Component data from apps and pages
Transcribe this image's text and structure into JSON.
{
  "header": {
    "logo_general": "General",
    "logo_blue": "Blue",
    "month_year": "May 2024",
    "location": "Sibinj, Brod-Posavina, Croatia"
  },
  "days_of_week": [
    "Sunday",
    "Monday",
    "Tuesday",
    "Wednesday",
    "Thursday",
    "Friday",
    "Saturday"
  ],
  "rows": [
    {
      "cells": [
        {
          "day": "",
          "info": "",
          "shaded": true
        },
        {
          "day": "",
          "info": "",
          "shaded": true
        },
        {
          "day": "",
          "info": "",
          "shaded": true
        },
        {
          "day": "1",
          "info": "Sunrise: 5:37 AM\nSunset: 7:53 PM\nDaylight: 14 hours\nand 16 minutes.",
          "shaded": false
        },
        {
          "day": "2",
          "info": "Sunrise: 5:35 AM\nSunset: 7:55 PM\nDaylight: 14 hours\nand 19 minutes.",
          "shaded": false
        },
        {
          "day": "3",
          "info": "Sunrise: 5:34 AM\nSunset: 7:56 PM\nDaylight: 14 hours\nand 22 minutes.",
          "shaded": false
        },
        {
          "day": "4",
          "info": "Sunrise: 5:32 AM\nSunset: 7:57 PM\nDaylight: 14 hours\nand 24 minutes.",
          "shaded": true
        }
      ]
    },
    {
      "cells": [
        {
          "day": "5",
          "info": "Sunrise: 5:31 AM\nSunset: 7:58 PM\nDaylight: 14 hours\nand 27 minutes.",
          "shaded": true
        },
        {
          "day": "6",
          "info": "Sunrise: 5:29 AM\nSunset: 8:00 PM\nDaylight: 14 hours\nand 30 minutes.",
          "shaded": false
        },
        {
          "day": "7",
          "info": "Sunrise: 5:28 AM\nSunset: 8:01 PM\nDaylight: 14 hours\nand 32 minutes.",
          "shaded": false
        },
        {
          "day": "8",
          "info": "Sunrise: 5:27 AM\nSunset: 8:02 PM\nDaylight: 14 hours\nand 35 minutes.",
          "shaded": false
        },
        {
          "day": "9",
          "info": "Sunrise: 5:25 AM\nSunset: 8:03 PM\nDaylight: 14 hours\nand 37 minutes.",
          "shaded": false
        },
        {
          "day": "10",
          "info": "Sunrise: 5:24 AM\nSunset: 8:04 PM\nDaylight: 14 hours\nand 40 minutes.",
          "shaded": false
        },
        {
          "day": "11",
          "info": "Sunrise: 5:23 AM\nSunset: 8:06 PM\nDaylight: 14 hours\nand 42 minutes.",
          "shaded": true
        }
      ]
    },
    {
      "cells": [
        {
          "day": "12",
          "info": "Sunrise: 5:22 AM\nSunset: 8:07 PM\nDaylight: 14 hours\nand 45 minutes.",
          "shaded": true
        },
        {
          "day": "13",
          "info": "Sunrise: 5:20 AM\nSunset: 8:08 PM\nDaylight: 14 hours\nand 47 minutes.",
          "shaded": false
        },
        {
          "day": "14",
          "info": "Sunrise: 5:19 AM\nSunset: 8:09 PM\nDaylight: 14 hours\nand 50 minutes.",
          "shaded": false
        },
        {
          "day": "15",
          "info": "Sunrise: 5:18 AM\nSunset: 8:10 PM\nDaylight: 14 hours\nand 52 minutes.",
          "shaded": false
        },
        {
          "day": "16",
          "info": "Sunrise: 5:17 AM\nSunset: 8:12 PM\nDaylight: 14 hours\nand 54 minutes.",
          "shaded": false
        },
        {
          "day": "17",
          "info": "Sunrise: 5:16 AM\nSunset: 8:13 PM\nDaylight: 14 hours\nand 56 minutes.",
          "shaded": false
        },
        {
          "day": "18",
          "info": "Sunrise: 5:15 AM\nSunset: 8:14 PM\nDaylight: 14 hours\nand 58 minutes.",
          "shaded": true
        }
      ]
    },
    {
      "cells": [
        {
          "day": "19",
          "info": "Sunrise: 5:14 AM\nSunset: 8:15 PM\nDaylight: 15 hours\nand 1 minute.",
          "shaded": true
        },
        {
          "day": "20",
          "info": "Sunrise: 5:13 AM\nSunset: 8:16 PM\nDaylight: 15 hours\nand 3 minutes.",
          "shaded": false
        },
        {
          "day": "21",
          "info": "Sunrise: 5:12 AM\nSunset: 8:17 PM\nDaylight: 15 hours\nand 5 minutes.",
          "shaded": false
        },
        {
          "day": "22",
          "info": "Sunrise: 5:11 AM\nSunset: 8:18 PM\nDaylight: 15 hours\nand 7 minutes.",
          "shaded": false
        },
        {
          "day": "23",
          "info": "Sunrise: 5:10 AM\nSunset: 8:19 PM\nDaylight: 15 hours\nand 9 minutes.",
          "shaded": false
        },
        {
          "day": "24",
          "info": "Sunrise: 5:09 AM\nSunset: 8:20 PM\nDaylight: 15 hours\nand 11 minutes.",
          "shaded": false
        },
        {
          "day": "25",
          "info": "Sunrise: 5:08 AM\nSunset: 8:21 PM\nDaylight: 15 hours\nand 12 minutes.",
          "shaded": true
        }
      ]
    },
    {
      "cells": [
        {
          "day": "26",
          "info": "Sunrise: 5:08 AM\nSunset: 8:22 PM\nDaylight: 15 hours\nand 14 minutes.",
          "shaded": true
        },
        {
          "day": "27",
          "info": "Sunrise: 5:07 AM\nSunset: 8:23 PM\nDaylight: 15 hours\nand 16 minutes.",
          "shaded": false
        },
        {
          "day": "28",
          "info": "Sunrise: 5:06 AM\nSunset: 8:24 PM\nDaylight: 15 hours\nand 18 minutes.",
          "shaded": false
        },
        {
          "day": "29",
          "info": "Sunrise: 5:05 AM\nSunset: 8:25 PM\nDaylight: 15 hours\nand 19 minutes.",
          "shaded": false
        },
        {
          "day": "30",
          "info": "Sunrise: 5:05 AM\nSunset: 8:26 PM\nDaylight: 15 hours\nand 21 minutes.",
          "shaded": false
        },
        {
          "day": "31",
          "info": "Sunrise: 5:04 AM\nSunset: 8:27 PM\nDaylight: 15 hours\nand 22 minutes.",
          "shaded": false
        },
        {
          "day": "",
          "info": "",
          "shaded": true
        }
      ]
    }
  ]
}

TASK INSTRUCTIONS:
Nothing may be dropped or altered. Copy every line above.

RESULT FOR THIS TASK:
Transcribe this image's text and structure into JSON.
{
  "header": {
    "logo_general": "General",
    "logo_blue": "Blue",
    "month_year": "May 2024",
    "location": "Sibinj, Brod-Posavina, Croatia"
  },
  "days_of_week": [
    "Sunday",
    "Monday",
    "Tuesday",
    "Wednesday",
    "Thursday",
    "Friday",
    "Saturday"
  ],
  "rows": [
    {
      "cells": [
        {
          "day": "",
          "info": "",
          "shaded": true
        },
        {
          "day": "",
          "info": "",
          "shaded": true
        },
        {
          "day": "",
          "info": "",
          "shaded": true
        },
        {
          "day": "1",
          "info": "Sunrise: 5:37 AM\nSunset: 7:53 PM\nDaylight: 14 hours\nand 16 minutes.",
          "shaded": false
        },
        {
          "day": "2",
          "info": "Sunrise: 5:35 AM\nSunset: 7:55 PM\nDaylight: 14 hours\nand 19 minutes.",
          "shaded": false
        },
        {
          "day": "3",
          "info": "Sunrise: 5:34 AM\nSunset: 7:56 PM\nDaylight: 14 hours\nand 22 minutes.",
          "shaded": false
        },
        {
          "day": "4",
          "info": "Sunrise: 5:32 AM\nSunset: 7:57 PM\nDaylight: 14 hours\nand 24 minutes.",
          "shaded": true
        }
      ]
    },
    {
      "cells": [
        {
          "day": "5",
          "info": "Sunrise: 5:31 AM\nSunset: 7:58 PM\nDaylight: 14 hours\nand 27 minutes.",
          "shaded": true
        },
        {
          "day": "6",
          "info": "Sunrise: 5:29 AM\nSunset: 8:00 PM\nDaylight: 14 hours\nand 30 minutes.",
          "shaded": false
        },
        {
          "day": "7",
          "info": "Sunrise: 5:28 AM\nSunset: 8:01 PM\nDaylight: 14 hours\nand 32 minutes.",
          "shaded": false
        },
        {
          "day": "8",
          "info": "Sunrise: 5:27 AM\nSunset: 8:02 PM\nDaylight: 14 hours\nand 35 minutes.",
          "shaded": false
        },
        {
          "day": "9",
          "info": "Sunrise: 5:25 AM\nSunset: 8:03 PM\nDaylight: 14 hours\nand 37 minutes.",
          "shaded": false
        },
        {
          "day": "10",
          "info": "Sunrise: 5:24 AM\nSunset: 8:04 PM\nDaylight: 14 hours\nand 40 minutes.",
          "shaded": false
        },
        {
          "day": "11",
          "info": "Sunrise: 5:23 AM\nSunset: 8:06 PM\nDaylight: 14 hours\nand 42 minutes.",
          "shaded": true
        }
      ]
    },
    {
      "cells": [
        {
          "day": "12",
          "info": "Sunrise: 5:22 AM\nSunset: 8:07 PM\nDaylight: 14 hours\nand 45 minutes.",
          "shaded": true
        },
        {
          "day": "13",
          "info": "Sunrise: 5:20 AM\nSunset: 8:08 PM\nDaylight: 14 hours\nand 47 minutes.",
          "shaded": false
        },
        {
          "day": "14",
          "info": "Sunrise: 5:19 AM\nSunset: 8:09 PM\nDaylight: 14 hours\nand 50 minutes.",
          "shaded": false
        },
        {
          "day": "15",
          "info": "Sunrise: 5:18 AM\nSunset: 8:10 PM\nDaylight: 14 hours\nand 52 minutes.",
          "shaded": false
        },
        {
          "day": "16",
          "info": "Sunrise: 5:17 AM\nSunset: 8:12 PM\nDaylight: 14 hours\nand 54 minutes.",
          "shaded": false
        },
        {
          "day": "17",
          "info": "Sunrise: 5:16 AM\nSunset: 8:13 PM\nDaylight: 14 hours\nand 56 minutes.",
          "shaded": false
        },
        {
          "day": "18",
          "info": "Sunrise: 5:15 AM\nSunset: 8:14 PM\nDaylight: 14 hours\nand 58 minutes.",
          "shaded": true
        }
      ]
    },
    {
      "cells": [
        {
          "day": "19",
          "info": "Sunrise: 5:14 AM\nSunset: 8:15 PM\nDaylight: 15 hours\nand 1 minute.",
          "shaded": true
        },
        {
          "day": "20",
          "info": "Sunrise: 5:13 AM\nSunset: 8:16 PM\nDaylight: 15 hours\nand 3 minutes.",
          "shaded": false
        },
        {
          "day": "21",
          "info": "Sunrise: 5:12 AM\nSunset: 8:17 PM\nDaylight: 15 hours\nand 5 minutes.",
          "shaded": false
        },
        {
          "day": "22",
          "info": "Sunrise: 5:11 AM\nSunset: 8:18 PM\nDaylight: 15 hours\nand 7 minutes.",
          "shaded": false
        },
        {
          "day": "23",
          "info": "Sunrise: 5:10 AM\nSunset: 8:19 PM\nDaylight: 15 hours\nand 9 minutes.",
          "shaded": false
        },
        {
          "day": "24",
          "info": "Sunrise: 5:09 AM\nSunset: 8:20 PM\nDaylight: 15 hours\nand 11 minutes.",
          "shaded": false
        },
        {
          "day": "25",
          "info": "Sunrise: 5:08 AM\nSunset: 8:21 PM\nDaylight: 15 hours\nand 12 minutes.",
          "shaded": true
        }
      ]
    },
    {
      "cells": [
        {
          "day": "26",
          "info": "Sunrise: 5:08 AM\nSunset: 8:22 PM\nDaylight: 15 hours\nand 14 minutes.",
          "shaded": true
        },
        {
          "day": "27",
          "info": "Sunrise: 5:07 AM\nSunset: 8:23 PM\nDaylight: 15 hours\nand 16 minutes.",
          "shaded": false
        },
        {
          "day": "28",
          "info": "Sunrise: 5:06 AM\nSunset: 8:24 PM\nDaylight: 15 hours\nand 18 minutes.",
          "shaded": false
        },
        {
          "day": "29",
          "info": "Sunrise: 5:05 AM\nSunset: 8:25 PM\nDaylight: 15 hours\nand 19 minutes.",
          "shaded": false
        },
        {
          "day": "30",
          "info": "Sunrise: 5:05 AM\nSunset: 8:26 PM\nDaylight: 15 hours\nand 21 minutes.",
          "shaded": false
        },
        {
          "day": "31",
          "info": "Sunrise: 5:04 AM\nSunset: 8:27 PM\nDaylight: 15 hours\nand 22 minutes.",
          "shaded": false
        },
        {
          "day": "",
          "info": "",
          "shaded": true
        }
      ]
    }
  ]
}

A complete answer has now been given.